→ What is being asked
Where "emoji" appears in a line of the entries below, that line should be copied.

→ Supplied material
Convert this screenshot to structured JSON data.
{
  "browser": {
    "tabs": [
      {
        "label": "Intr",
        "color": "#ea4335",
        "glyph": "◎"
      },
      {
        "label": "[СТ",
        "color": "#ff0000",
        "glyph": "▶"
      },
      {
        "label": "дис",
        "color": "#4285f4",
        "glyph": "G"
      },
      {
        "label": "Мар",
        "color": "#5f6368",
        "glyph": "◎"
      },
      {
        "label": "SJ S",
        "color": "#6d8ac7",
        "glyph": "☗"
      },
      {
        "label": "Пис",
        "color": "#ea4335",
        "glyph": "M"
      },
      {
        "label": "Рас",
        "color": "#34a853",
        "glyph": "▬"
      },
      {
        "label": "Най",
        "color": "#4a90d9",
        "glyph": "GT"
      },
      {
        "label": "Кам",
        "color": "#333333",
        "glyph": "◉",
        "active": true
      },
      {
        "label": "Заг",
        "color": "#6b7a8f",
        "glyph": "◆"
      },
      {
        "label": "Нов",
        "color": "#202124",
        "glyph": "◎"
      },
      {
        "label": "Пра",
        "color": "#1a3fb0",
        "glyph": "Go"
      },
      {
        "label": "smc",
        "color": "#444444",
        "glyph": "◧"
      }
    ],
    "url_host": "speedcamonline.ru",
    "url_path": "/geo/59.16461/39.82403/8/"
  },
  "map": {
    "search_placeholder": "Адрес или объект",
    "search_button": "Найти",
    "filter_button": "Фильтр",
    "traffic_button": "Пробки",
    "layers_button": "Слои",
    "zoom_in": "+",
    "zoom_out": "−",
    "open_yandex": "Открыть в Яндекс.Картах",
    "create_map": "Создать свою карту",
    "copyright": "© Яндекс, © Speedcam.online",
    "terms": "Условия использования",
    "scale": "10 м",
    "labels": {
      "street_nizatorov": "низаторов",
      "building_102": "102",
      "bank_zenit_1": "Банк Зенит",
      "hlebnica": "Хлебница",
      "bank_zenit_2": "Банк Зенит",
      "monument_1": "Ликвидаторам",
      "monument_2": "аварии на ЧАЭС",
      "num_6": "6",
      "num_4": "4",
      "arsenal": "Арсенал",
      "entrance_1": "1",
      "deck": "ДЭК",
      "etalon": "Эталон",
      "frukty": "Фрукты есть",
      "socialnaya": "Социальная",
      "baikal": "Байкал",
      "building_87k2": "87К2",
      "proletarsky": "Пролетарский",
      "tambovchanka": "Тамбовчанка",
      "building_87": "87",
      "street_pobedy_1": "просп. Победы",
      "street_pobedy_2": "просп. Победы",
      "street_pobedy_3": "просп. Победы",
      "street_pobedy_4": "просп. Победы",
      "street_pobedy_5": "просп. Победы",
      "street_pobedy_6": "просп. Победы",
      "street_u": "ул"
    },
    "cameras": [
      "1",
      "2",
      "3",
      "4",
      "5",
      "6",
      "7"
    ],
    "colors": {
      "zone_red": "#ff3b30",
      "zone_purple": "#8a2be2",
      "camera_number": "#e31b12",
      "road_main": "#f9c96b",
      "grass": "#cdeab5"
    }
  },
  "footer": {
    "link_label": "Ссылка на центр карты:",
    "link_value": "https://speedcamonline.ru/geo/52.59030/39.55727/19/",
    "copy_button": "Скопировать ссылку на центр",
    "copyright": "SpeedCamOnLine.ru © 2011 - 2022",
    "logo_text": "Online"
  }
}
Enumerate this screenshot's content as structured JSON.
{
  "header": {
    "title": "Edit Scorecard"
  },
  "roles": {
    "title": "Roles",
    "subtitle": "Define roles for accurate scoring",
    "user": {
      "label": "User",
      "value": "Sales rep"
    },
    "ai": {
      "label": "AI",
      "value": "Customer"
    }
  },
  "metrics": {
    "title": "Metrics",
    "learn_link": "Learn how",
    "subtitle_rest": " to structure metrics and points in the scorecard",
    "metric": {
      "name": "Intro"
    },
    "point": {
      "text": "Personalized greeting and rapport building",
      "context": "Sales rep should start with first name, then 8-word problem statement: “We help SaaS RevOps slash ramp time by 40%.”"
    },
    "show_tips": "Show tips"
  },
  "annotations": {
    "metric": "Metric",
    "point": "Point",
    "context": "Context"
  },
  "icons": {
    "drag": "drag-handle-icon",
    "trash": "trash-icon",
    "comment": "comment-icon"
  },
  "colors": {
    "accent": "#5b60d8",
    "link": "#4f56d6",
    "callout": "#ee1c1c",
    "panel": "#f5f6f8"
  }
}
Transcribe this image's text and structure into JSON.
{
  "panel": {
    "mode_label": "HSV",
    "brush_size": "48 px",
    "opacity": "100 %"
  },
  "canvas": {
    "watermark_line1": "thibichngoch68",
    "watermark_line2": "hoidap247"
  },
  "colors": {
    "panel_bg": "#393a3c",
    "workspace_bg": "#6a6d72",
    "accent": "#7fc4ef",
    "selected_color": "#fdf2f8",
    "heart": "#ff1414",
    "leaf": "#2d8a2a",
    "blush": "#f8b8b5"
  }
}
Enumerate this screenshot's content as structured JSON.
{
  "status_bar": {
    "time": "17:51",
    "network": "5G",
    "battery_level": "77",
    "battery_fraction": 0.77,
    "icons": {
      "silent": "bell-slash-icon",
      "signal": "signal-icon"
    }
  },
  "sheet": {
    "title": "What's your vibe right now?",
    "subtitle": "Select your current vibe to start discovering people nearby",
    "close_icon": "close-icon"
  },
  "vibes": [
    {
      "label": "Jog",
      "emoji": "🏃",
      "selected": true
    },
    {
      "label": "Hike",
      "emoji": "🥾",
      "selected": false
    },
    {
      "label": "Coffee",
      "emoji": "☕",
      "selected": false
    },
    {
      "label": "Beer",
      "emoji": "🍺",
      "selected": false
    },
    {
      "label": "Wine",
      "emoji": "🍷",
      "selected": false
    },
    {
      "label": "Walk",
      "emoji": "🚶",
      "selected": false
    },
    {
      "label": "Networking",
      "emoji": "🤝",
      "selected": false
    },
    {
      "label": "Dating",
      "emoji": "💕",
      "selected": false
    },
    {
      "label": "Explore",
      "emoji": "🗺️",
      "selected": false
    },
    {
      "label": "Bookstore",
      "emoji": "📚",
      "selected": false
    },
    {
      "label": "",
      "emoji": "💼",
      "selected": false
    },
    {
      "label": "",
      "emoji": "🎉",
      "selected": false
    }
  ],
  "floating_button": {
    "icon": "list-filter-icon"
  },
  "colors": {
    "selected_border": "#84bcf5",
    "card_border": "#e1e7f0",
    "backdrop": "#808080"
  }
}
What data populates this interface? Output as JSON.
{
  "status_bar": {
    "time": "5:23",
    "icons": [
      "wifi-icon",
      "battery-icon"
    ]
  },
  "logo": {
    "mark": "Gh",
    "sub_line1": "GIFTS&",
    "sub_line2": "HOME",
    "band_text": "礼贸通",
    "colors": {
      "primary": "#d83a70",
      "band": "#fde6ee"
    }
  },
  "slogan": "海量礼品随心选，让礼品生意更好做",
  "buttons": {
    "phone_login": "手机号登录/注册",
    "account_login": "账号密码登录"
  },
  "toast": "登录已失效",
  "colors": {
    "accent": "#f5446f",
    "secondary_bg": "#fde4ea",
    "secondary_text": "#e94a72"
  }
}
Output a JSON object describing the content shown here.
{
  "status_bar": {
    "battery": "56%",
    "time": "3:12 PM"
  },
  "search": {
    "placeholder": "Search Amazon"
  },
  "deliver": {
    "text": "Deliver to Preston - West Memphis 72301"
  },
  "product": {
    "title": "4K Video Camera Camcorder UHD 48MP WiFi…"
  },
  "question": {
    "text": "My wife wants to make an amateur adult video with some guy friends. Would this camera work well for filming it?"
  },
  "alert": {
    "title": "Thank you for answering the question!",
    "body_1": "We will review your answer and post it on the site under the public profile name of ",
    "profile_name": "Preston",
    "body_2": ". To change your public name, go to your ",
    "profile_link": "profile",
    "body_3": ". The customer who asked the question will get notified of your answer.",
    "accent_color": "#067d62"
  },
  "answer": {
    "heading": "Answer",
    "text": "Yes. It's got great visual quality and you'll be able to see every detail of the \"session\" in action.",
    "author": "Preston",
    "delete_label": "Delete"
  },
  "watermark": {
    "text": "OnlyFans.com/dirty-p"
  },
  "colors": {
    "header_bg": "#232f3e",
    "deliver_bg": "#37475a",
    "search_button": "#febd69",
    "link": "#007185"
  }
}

→ Solved problem
      "emoji": "🏃",
      "emoji": "🥾",
      "emoji": "☕",
      "emoji": "🍺",
      "emoji": "🍷",
      "emoji": "🚶",
      "emoji": "🤝",
      "emoji": "💕",
      "emoji": "🗺️",
      "emoji": "📚",
      "emoji": "💼",
      "emoji": "🎉",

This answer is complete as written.